Record extracts:
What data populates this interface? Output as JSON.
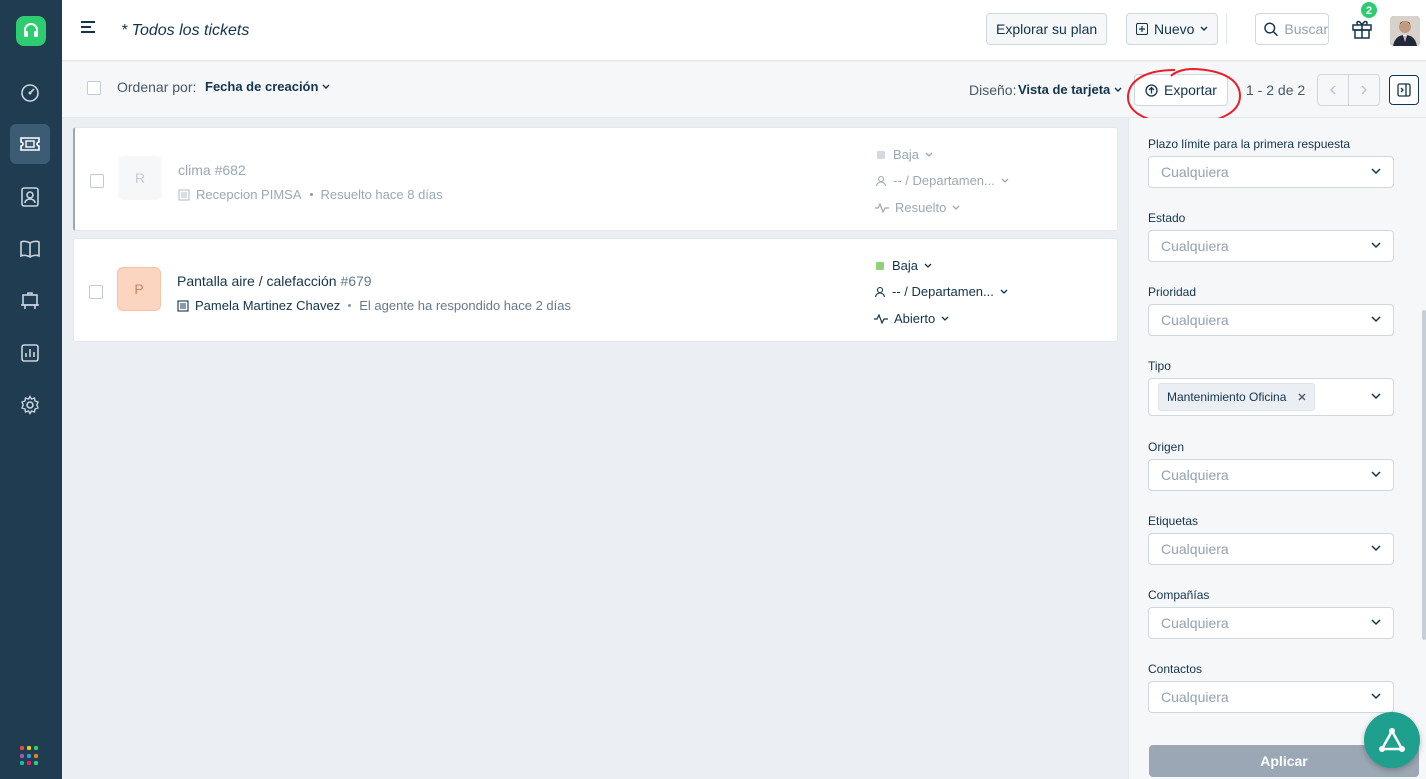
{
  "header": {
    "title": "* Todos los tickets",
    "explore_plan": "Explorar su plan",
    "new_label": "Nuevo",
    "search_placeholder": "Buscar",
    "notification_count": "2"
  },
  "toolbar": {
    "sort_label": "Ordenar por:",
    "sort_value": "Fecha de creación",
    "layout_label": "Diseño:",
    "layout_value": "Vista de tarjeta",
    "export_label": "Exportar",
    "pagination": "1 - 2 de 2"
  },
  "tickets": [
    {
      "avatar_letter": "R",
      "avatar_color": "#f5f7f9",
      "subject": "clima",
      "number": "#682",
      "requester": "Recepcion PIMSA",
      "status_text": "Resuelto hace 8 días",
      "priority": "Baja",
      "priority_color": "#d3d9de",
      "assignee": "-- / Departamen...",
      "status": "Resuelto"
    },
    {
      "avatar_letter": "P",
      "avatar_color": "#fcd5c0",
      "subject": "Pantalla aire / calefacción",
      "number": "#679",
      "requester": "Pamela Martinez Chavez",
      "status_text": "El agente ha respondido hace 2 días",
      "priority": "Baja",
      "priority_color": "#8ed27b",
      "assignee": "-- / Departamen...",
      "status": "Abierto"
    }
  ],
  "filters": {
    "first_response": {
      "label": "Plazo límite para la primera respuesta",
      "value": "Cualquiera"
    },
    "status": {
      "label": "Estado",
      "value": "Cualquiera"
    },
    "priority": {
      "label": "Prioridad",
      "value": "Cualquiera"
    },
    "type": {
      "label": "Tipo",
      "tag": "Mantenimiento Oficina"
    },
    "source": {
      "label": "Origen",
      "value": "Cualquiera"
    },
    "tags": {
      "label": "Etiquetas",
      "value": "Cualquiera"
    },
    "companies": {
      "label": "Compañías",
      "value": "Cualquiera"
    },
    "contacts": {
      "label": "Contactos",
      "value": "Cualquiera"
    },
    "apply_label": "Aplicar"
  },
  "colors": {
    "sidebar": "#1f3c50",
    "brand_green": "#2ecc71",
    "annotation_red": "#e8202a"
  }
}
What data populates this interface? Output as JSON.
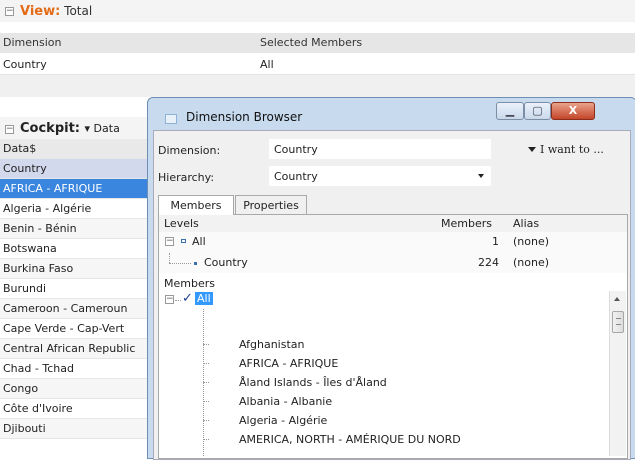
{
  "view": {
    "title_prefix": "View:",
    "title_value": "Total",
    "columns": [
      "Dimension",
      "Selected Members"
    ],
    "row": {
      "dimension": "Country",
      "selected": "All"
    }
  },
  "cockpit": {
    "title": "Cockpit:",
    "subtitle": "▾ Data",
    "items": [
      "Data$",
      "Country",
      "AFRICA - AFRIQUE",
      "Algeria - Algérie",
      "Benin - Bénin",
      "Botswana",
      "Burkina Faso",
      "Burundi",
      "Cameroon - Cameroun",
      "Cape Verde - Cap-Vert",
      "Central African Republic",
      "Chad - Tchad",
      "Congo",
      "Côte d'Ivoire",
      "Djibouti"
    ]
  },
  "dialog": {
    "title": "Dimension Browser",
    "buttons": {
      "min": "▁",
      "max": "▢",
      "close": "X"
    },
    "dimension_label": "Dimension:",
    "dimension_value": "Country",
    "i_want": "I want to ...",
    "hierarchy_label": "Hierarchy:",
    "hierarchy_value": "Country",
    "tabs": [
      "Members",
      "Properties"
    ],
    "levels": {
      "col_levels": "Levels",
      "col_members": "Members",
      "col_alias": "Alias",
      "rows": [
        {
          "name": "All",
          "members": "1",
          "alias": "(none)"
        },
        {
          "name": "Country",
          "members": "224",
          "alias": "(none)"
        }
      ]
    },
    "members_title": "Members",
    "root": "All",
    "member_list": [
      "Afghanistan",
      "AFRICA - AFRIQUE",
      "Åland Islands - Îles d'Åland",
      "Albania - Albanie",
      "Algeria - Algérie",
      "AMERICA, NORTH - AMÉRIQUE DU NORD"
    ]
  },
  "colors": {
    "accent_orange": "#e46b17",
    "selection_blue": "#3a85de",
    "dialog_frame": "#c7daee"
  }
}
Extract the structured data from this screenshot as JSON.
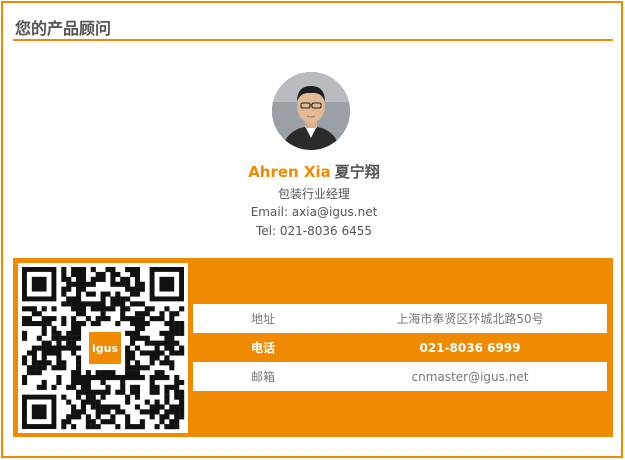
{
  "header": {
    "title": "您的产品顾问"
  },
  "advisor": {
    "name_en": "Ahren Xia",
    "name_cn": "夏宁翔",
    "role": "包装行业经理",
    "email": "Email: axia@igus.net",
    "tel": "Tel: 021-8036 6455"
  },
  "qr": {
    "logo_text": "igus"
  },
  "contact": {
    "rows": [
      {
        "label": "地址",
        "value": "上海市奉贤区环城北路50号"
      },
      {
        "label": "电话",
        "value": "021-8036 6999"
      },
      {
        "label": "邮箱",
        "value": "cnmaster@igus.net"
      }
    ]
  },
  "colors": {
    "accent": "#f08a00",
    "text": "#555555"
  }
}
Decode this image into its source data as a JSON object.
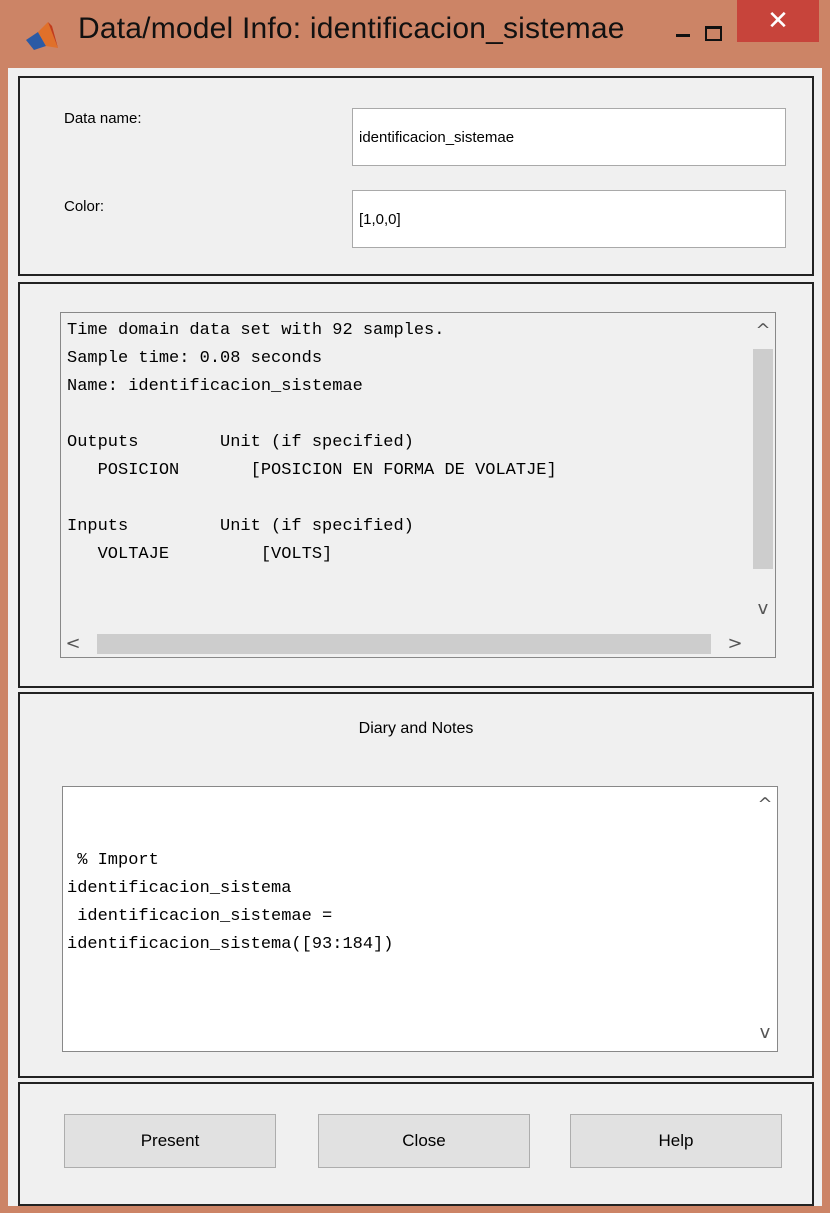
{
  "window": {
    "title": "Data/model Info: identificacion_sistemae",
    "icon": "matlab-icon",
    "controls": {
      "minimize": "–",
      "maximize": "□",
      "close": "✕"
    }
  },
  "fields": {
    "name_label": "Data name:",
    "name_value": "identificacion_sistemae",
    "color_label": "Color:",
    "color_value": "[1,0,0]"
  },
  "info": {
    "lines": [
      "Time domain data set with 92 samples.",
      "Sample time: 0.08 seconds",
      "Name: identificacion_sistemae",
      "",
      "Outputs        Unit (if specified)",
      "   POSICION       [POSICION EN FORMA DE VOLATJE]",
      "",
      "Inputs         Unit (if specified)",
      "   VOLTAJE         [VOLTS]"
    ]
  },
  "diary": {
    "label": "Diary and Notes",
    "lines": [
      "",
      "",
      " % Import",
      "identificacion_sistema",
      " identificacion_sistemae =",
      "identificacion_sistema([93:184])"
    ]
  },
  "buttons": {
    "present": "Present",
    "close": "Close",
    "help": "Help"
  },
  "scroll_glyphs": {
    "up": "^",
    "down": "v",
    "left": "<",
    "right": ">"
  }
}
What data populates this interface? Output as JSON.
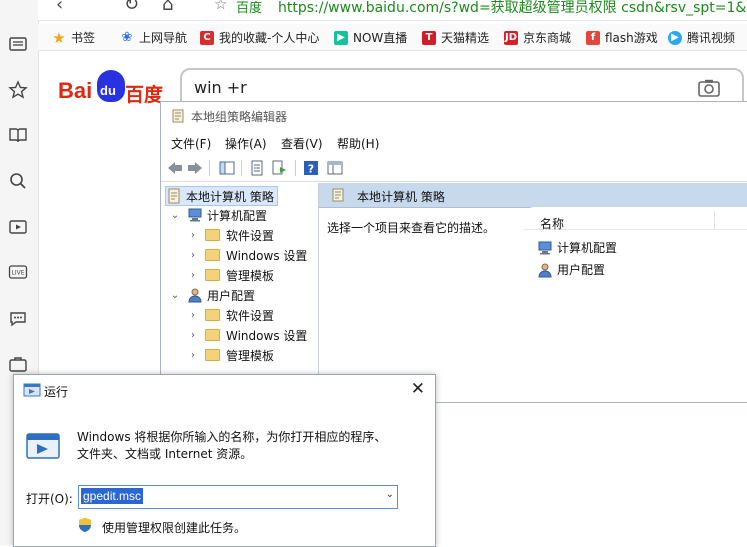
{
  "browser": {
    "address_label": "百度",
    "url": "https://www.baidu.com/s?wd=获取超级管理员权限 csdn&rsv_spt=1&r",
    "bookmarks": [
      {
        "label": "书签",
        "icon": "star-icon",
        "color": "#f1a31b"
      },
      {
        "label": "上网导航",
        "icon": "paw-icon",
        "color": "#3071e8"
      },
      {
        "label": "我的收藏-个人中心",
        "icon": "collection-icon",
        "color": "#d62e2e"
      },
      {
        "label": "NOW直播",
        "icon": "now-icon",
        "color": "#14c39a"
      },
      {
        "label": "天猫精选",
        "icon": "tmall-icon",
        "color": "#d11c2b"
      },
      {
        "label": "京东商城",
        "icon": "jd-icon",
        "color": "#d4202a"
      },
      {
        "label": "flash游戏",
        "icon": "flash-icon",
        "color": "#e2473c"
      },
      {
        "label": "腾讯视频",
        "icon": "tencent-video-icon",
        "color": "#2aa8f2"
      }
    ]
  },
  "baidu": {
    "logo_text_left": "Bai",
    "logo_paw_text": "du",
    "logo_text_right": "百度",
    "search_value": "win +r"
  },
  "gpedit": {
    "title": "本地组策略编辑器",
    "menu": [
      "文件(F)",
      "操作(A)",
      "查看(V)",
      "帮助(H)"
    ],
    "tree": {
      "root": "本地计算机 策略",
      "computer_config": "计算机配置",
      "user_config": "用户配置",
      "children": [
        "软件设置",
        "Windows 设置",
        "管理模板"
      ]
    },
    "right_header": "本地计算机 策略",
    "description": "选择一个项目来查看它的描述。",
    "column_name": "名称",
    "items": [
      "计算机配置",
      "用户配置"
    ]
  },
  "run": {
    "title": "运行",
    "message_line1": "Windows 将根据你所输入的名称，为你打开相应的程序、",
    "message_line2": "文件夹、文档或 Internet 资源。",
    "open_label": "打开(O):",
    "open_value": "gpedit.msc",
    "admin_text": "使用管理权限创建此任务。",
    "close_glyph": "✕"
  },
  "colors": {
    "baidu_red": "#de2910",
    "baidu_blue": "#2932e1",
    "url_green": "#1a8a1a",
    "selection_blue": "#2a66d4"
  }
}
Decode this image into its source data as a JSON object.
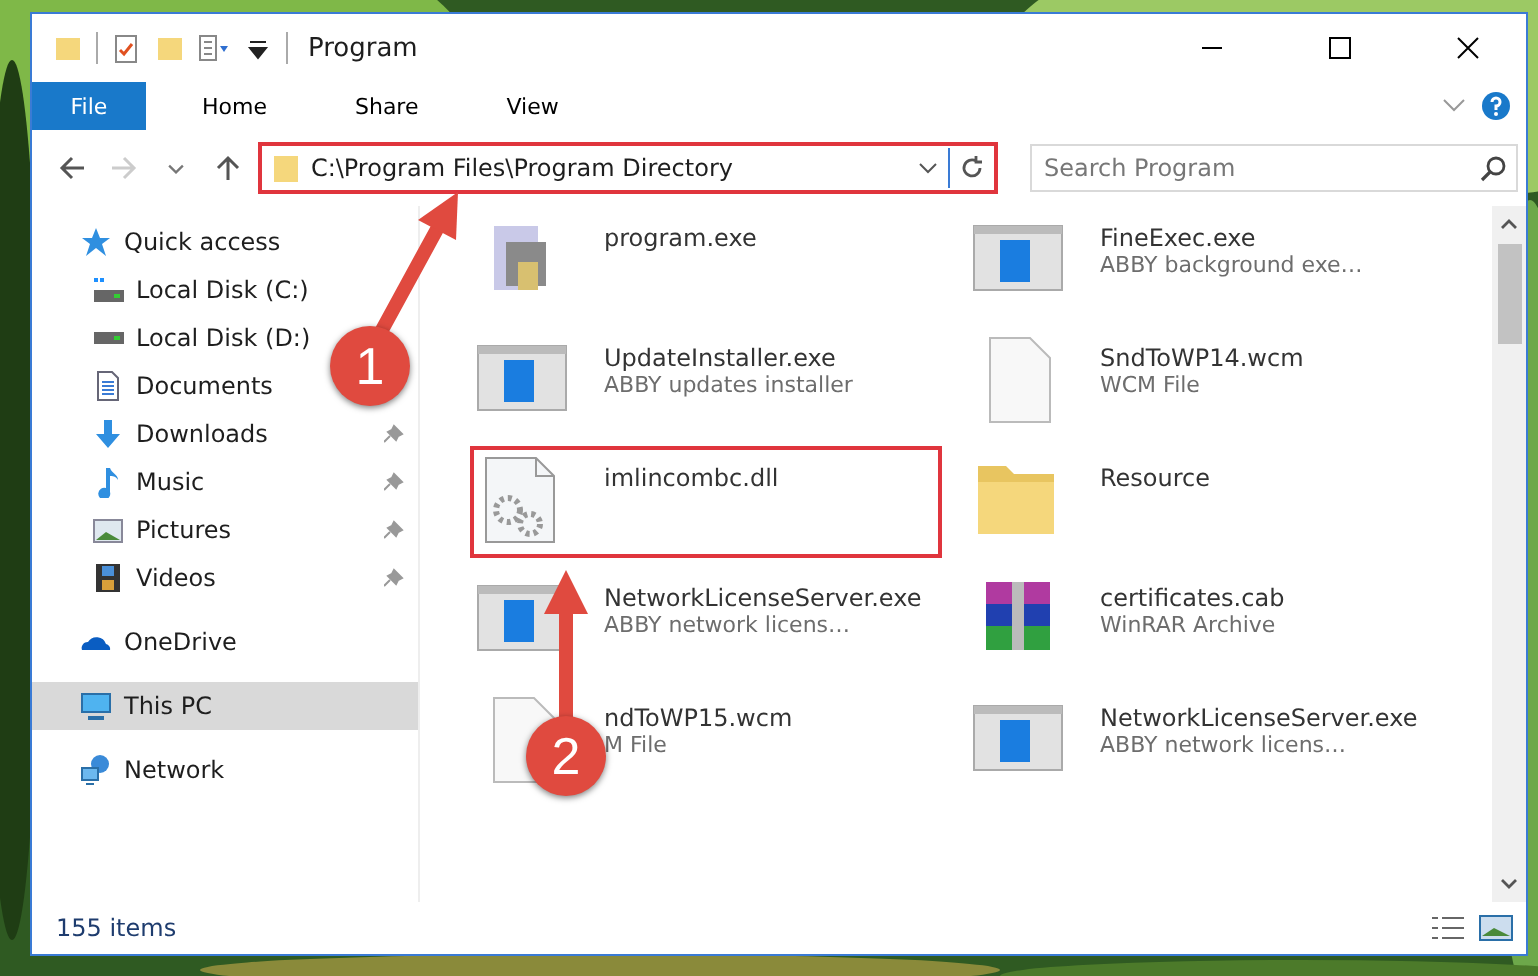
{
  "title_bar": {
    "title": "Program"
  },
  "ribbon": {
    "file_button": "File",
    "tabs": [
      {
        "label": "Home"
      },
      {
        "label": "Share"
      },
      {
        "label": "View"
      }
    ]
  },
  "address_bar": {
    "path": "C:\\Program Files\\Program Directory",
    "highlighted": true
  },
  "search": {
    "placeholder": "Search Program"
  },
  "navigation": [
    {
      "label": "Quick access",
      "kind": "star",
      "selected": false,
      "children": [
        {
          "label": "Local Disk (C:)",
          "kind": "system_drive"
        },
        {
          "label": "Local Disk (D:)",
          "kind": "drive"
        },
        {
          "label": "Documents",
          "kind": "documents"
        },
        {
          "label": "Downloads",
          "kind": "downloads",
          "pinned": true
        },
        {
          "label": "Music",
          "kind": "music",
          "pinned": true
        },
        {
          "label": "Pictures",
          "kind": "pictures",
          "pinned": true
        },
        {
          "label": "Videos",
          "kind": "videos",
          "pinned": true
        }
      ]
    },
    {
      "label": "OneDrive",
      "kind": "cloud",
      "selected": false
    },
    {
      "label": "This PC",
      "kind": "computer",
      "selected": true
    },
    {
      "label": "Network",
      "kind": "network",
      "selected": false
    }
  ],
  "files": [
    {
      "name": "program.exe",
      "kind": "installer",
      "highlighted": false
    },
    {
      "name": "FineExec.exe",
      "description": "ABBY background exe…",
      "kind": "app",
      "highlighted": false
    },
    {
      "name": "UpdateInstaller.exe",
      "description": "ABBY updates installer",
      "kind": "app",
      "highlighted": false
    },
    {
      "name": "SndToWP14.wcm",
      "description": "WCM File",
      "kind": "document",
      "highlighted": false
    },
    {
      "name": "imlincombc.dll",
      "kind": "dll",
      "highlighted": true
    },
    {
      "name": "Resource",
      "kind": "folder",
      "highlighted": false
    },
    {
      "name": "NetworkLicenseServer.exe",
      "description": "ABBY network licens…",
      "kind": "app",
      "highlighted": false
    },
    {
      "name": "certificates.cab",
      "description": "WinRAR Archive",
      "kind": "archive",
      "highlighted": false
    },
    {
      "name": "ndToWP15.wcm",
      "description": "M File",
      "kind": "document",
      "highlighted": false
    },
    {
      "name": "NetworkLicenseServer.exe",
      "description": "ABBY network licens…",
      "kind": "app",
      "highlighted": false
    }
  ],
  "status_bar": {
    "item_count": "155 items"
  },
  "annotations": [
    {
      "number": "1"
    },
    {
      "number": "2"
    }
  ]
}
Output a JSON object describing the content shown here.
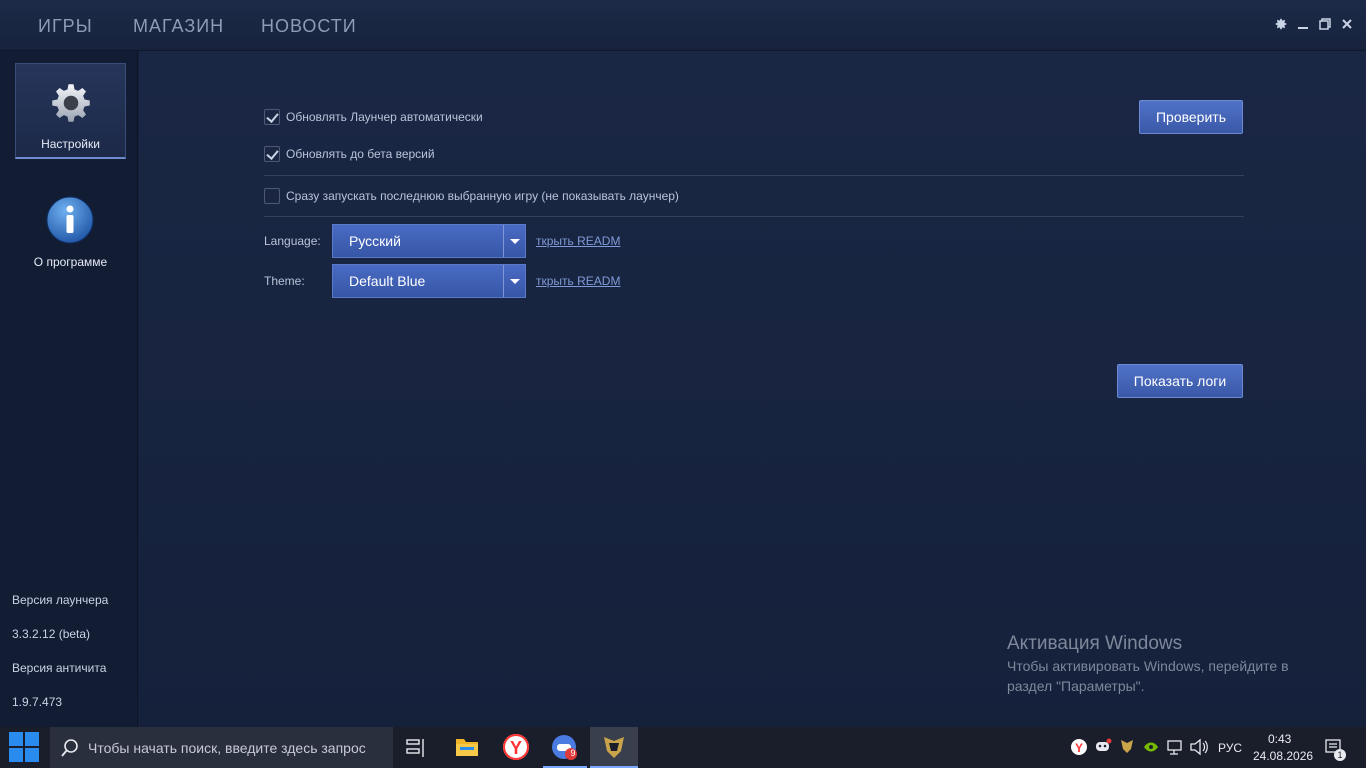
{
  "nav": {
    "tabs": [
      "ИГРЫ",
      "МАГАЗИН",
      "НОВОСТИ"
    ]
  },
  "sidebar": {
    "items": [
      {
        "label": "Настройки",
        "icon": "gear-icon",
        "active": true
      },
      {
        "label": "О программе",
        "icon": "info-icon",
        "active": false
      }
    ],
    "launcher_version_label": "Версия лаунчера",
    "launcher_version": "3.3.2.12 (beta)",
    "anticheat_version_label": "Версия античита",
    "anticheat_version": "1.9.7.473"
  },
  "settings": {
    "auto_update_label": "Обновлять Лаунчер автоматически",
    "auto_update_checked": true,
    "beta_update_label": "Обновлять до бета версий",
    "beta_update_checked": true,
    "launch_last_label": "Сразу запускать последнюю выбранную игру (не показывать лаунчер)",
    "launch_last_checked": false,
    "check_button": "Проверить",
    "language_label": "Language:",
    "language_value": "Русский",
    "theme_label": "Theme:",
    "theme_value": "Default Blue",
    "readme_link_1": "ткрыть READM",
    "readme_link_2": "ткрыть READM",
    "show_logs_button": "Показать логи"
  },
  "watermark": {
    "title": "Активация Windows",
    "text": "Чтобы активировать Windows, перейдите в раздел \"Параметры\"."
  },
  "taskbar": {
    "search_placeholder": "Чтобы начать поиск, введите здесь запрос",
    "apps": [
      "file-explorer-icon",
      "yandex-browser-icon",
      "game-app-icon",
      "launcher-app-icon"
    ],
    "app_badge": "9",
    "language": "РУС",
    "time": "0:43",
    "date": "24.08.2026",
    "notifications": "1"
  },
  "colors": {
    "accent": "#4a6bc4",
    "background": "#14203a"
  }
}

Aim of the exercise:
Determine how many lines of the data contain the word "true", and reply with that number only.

Your response:
10